“I’m breaking you out. C’mon, wake up.” James pulled out a knife, and quickly cut the ropes holding the Kougra to the chair.
Lee shook his head slowly, trying to clear it. “You’re what?”
“Here, have this,” the Hissi said, holding out one of his flasks of water and the loaf of bread. “You’ll need your strength.”
The Kougra blinked a few times and coughed. He seemed to be having a hard time understanding James. “You’re... letting me go?”
“That’s right. But keep it close to your chest, okay? I’m not exactly the most popular person around here at the moment.” An idea occurred to the Hissi and he frowned at Lee. “What’s your job, anyway?”
Lee shook his head as he took the water, looking stunned. “Err... trade moderator. I travel through the cities, checking out trades to make sure there’s nothing illegal going on.”
“Heh, figures he’d kill two birds with one stone,” James muttered, shaking his head.
Lee stood up and shook himself. Colour was starting to return to his face. “I’m seriously not complaining, but care to explain the sudden change of heart, Mr Nexis?”
“Let’s just say things have taken a turn for the worse.” James lowered his voice and carefully began to explain to Lee everything that had happened in the last day. The Kougra’s jaw went slack when he got to the part about Juhan being the traitor, but let the Hissi finish without interrupting him. When James finally came to the end of his story, Lee’s eyes hardened. “I owe you my life, Mr Nexis. Tell me what you need me to do.”
“Stay here and look out for Deirdre,” James said. “It’s not going to be easy on you, but I can’t let anything happen to her.”
“I understand, Mr Nexis.”
“I’ll be back in a day or two, I hope, and we’ll go from there. In the meantime, I’d be eternally grateful if you hung around.”
“That’ll be difficult,” Lee said warily. “In case you didn’t notice, I’ve kinda got the death sentence here.”
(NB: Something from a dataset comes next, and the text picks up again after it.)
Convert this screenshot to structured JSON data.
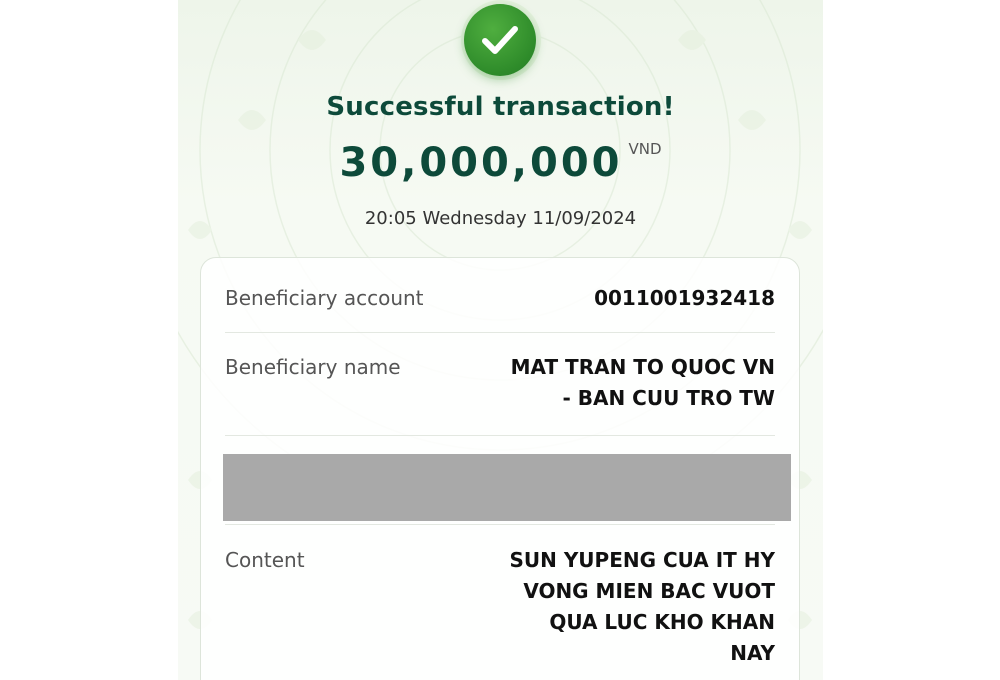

A broad smile swept across the Hissi’s face. “Which means you’re going to need a disguise.” Simultaneously, they turned to look at the unconscious guard.
To be continued...